Wednesday, November 19, 2014: 9:00 AM
E143-144 (Oregon Convention Center)
Neal M. Williams , Department of Entomology, University of California, Davis, CA
Eric Lonsdorf , Chicago Botanic Garden, Glencoe, IL
Kimiora Ward , Department of Entomology, University of California, Davis, CA

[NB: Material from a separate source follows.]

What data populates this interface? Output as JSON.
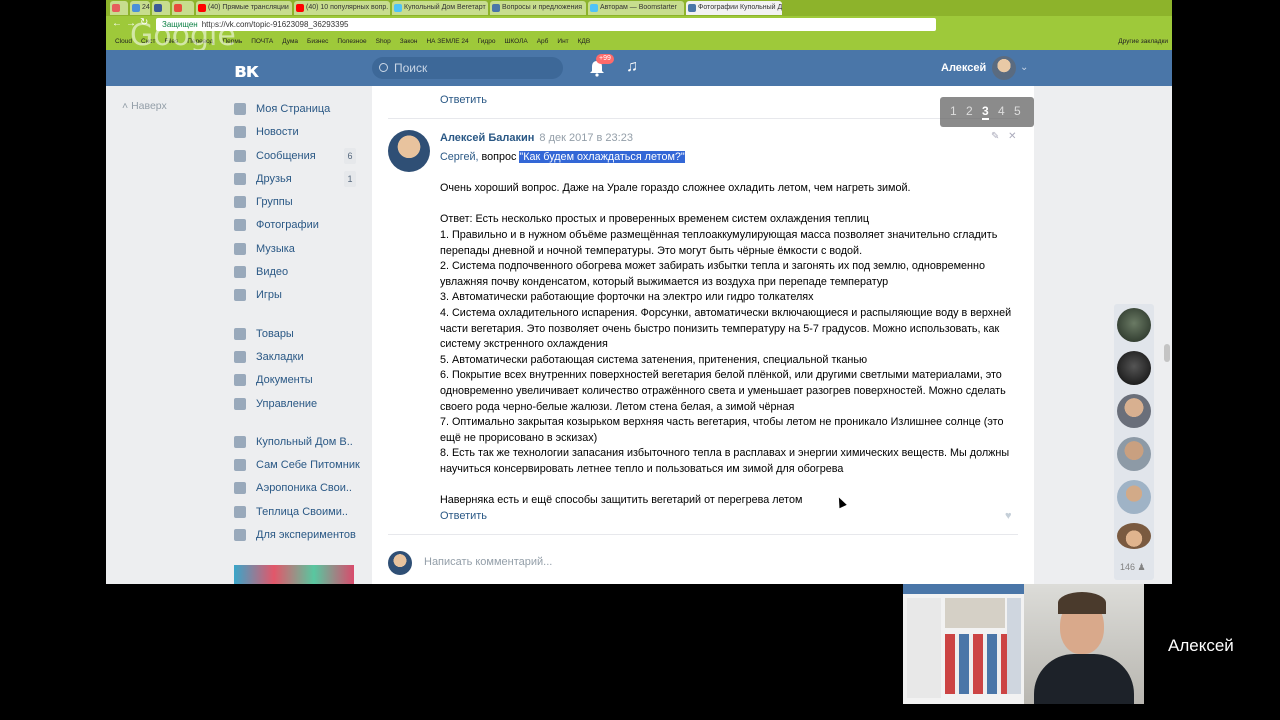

Hedgerows, wildflower strips and other pollinator-friendly habitat can provide critical resources to support native and managed pollinator populations within intensive agricultural lands.  These habitats have the potential to augment pollinator diversity, improve pollinator health and enhance pollination services.  The enhancement schemes also are currently supported by government incentives in the US and Europe.  Two questions common to such schemes are: (1) what plant species are “best” to include and (2) within such enhancements which plant species are providing greatest benefit.  We present a formal decision tool with an embedded optimization model that can be used to help define goals and objectives, as well as streamline plant selection.  We then present results from field trials designed to test the function of various native wildflowers in their ability to support wild bees and honey bees in northern California.  We show that the identity and diversity of plant species needed to support pollinators depends strongly on the specific objectives of the plantings.  Plant species selected by the decision tool to support maximum bee diversity also supported important crop pollinators, but the same crop pollinators could be supported with a much reduced set of plant species if pollination is the primary objective.  Field trials likewise reveal varying importance of different plant species depending on the specific objective.  Such tools and testing are a key part of developing guidelines for conservation of pollinators and the pollination services they provide.